Calls from FoxNews.com to the Middlesex District Attorney to confirm the report were not immediately returned.
Bulger, now 83, is accused in a 32-count racketeering indictment of playing a role in 19 killings in the 1970s and ’80s while he allegedly led the Winter Hill Gang. He is also charged with money laundering and extortion.
Bulger’s alleged partner, Stephen "The Rifleman" Flemmi, was scheduled to testify Thursday — nearly 20 years after they last saw each other. The judge was reportedly in a room at the courthouse Thursday with lawyers.
Their former FBI handler, John Connolly, was convicted of tipping off both men in late 1994 that they were about to be indicted. Bulger fled Boston and was one of the nation’s most wanted fugitives until he was captured in Santa Monica, Calif., in 2011. Flemmi stayed, was arrested and later pleaded guilty to 10 killings. He is now serving a life sentence.
Bulger’s lawyers have strongly denied the prosecution contention that their client was an informant who ratted on the New England Mafia and other criminals. They say he paid FBI agents to tip him off to investigations and upcoming indictments.
In other testimony Wednesday, a former U.S. customs agent said a man Bulger is accused of killing was cooperating with law enforcement just before he disappeared in 1984.
Bulger is charged with fatally shooting John McIntyre, a fisherman from Quincy, after learning that he was talking to authorities.
Former customs agent Donald DeFago testified that McIntyre described drug smuggling and other activities, including a failed attempt to ship weapons to the Irish Republican Army.
Bulger associate Kevin Weeks testified earlier that Bulger interrogated and killed McIntyre while he was chained to a chair.
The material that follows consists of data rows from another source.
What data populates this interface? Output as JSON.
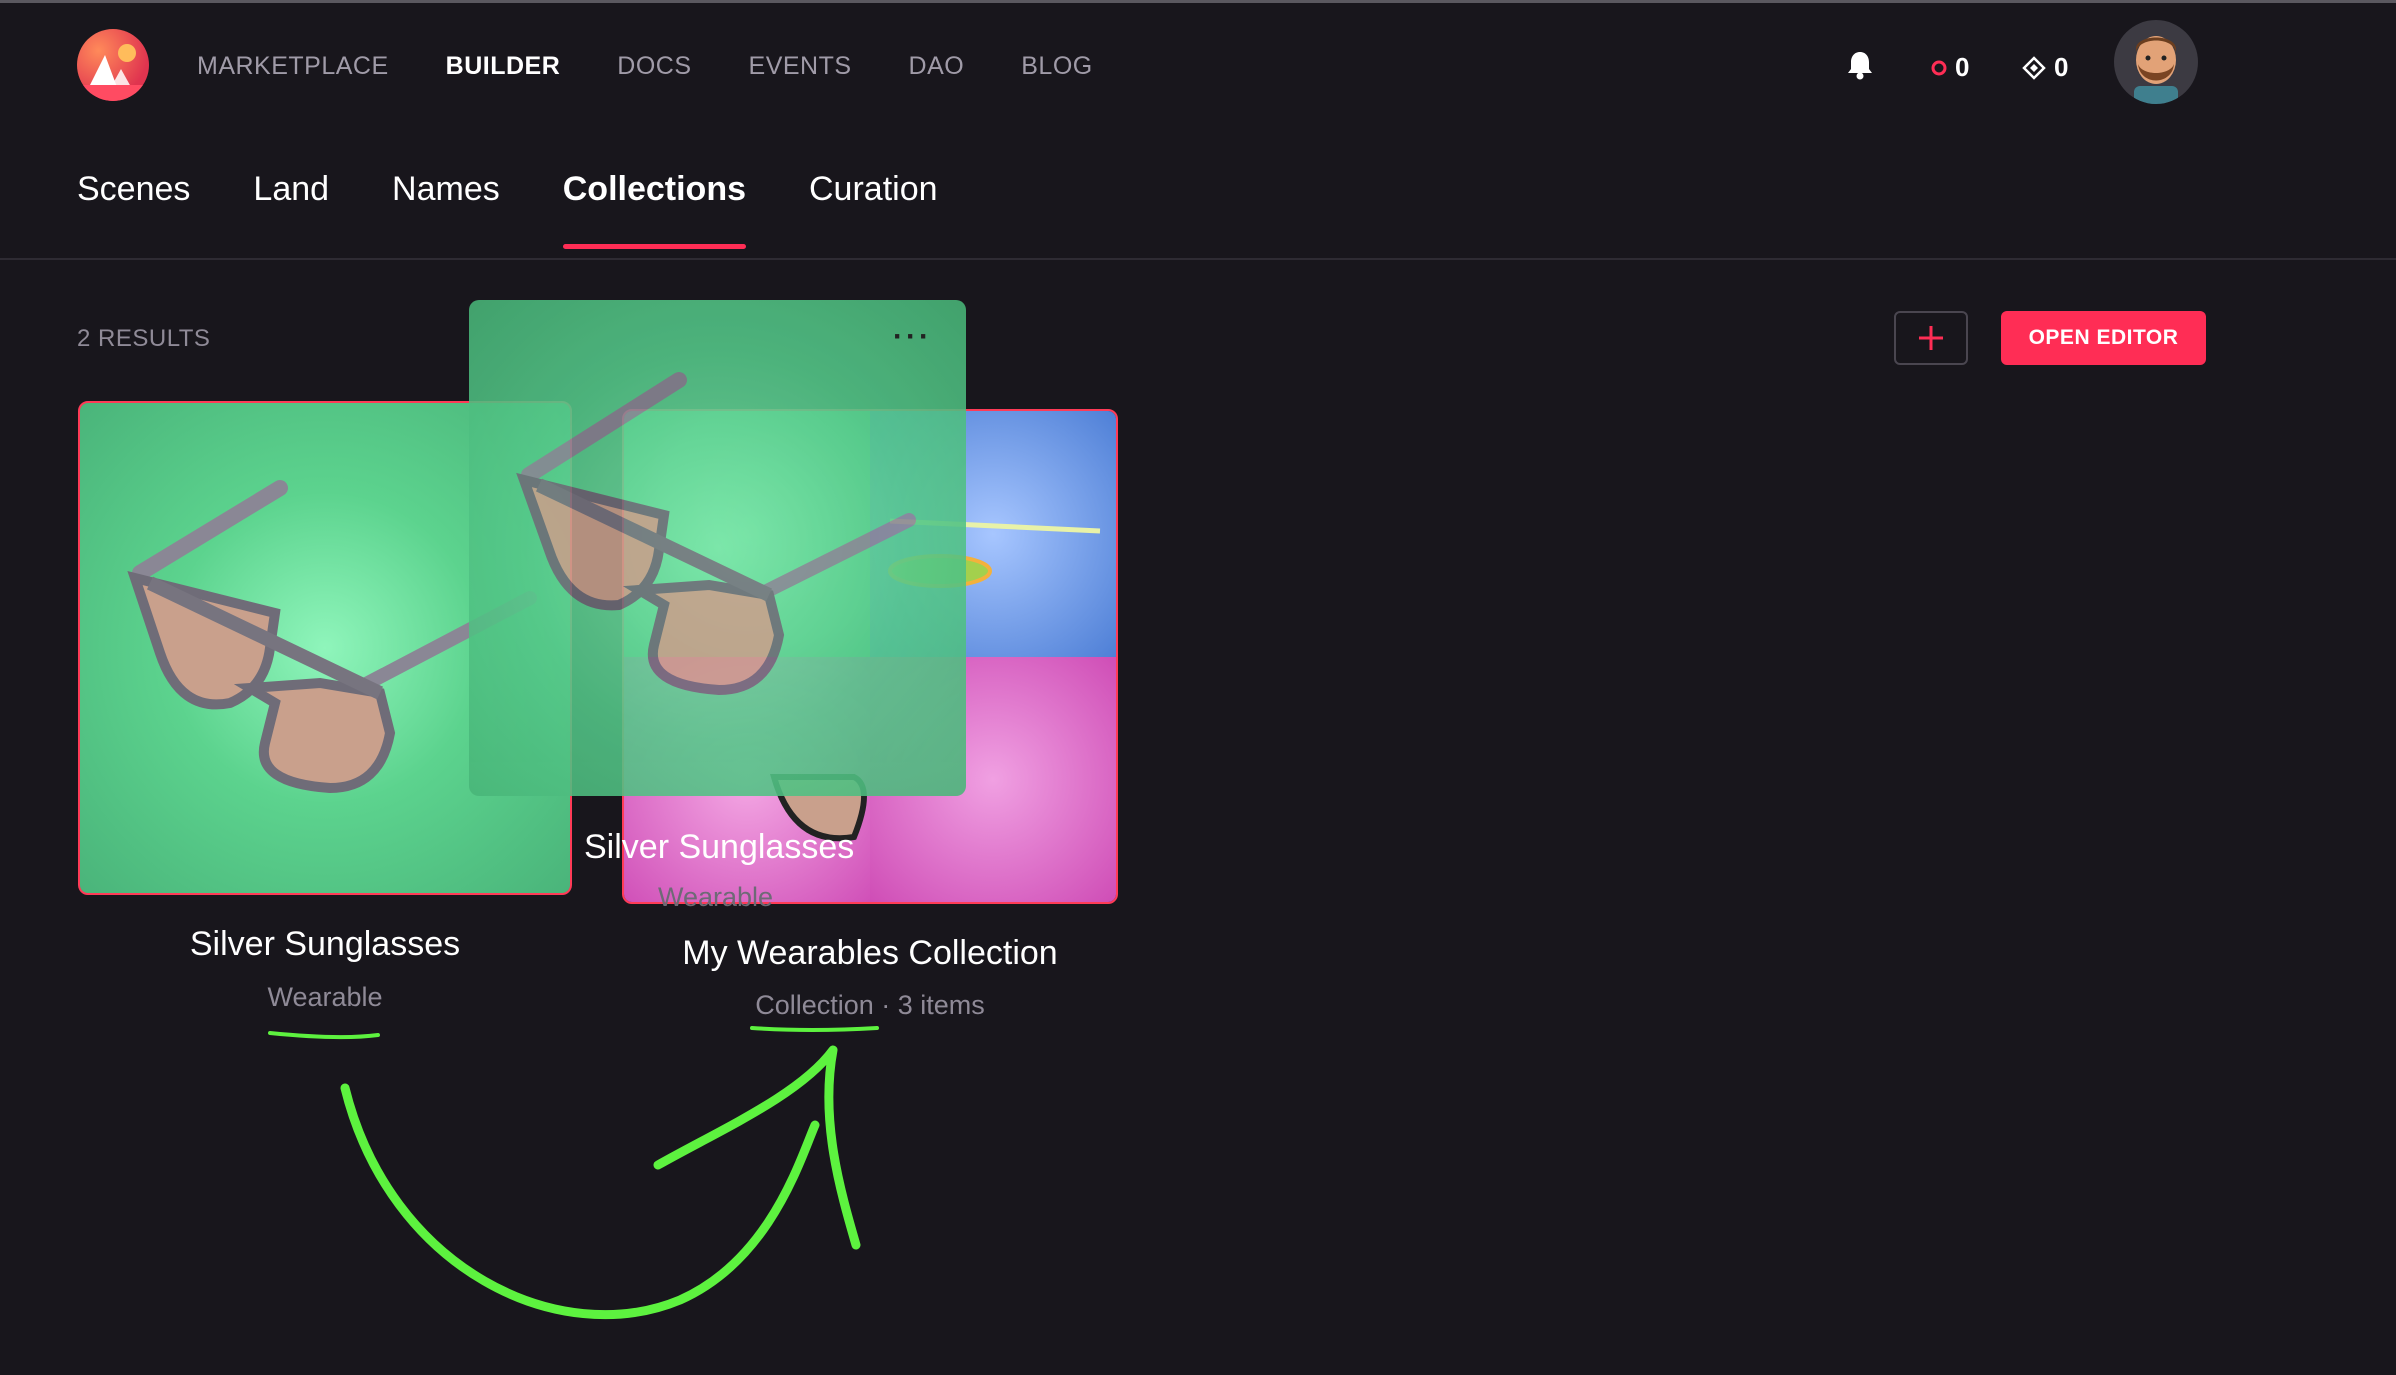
{
  "nav": {
    "items": [
      "MARKETPLACE",
      "BUILDER",
      "DOCS",
      "EVENTS",
      "DAO",
      "BLOG"
    ],
    "active": "BUILDER",
    "icons": {
      "notifications": "bell-icon",
      "mana": "mana-icon",
      "dcl": "diamond-icon"
    },
    "mana_balance": "0",
    "dcl_balance": "0"
  },
  "tabs": [
    "Scenes",
    "Land",
    "Names",
    "Collections",
    "Curation"
  ],
  "active_tab": "Collections",
  "toolbar": {
    "results": "2 RESULTS",
    "add_label": "+",
    "open_editor": "OPEN EDITOR"
  },
  "cards": [
    {
      "title": "Silver Sunglasses",
      "subtitle": "Wearable"
    },
    {
      "title": "My Wearables Collection",
      "subtitle_type": "Collection",
      "subtitle_count": " · 3 items"
    }
  ],
  "drag_ghost": {
    "title": "Silver Sunglasses",
    "subtitle": "Wearable",
    "menu": "···"
  },
  "colors": {
    "accent": "#ff2d55",
    "background": "#18161c",
    "annotation": "#5df23f"
  }
}
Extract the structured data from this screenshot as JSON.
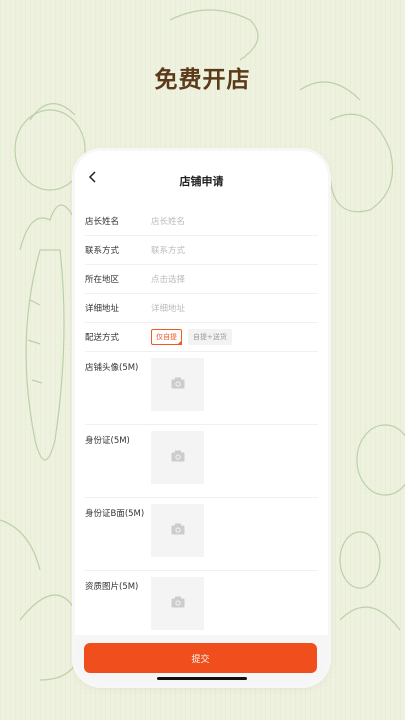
{
  "headline": "免费开店",
  "nav": {
    "title": "店铺申请",
    "back_icon": "chevron-left-icon"
  },
  "form": {
    "owner_name": {
      "label": "店长姓名",
      "placeholder": "店长姓名"
    },
    "contact": {
      "label": "联系方式",
      "placeholder": "联系方式"
    },
    "region": {
      "label": "所在地区",
      "placeholder": "点击选择"
    },
    "address": {
      "label": "详细地址",
      "placeholder": "详细地址"
    },
    "delivery": {
      "label": "配送方式",
      "options": [
        "仅自提",
        "自提+送货"
      ],
      "selected": "仅自提"
    },
    "uploads": [
      {
        "label": "店铺头像(5M)"
      },
      {
        "label": "身份证(5M)"
      },
      {
        "label": "身份证B面(5M)"
      },
      {
        "label": "资质图片(5M)"
      }
    ]
  },
  "submit_label": "提交",
  "colors": {
    "accent": "#f04e1c",
    "headline": "#5b3a1a",
    "background": "#edf1dd"
  }
}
Weeks said Bulger tried to strangle him, but when the rope caused him to vomit, he asked McIntyre if he wanted a bullet in the …read more
Source: FULL ARTICLE at Fox US News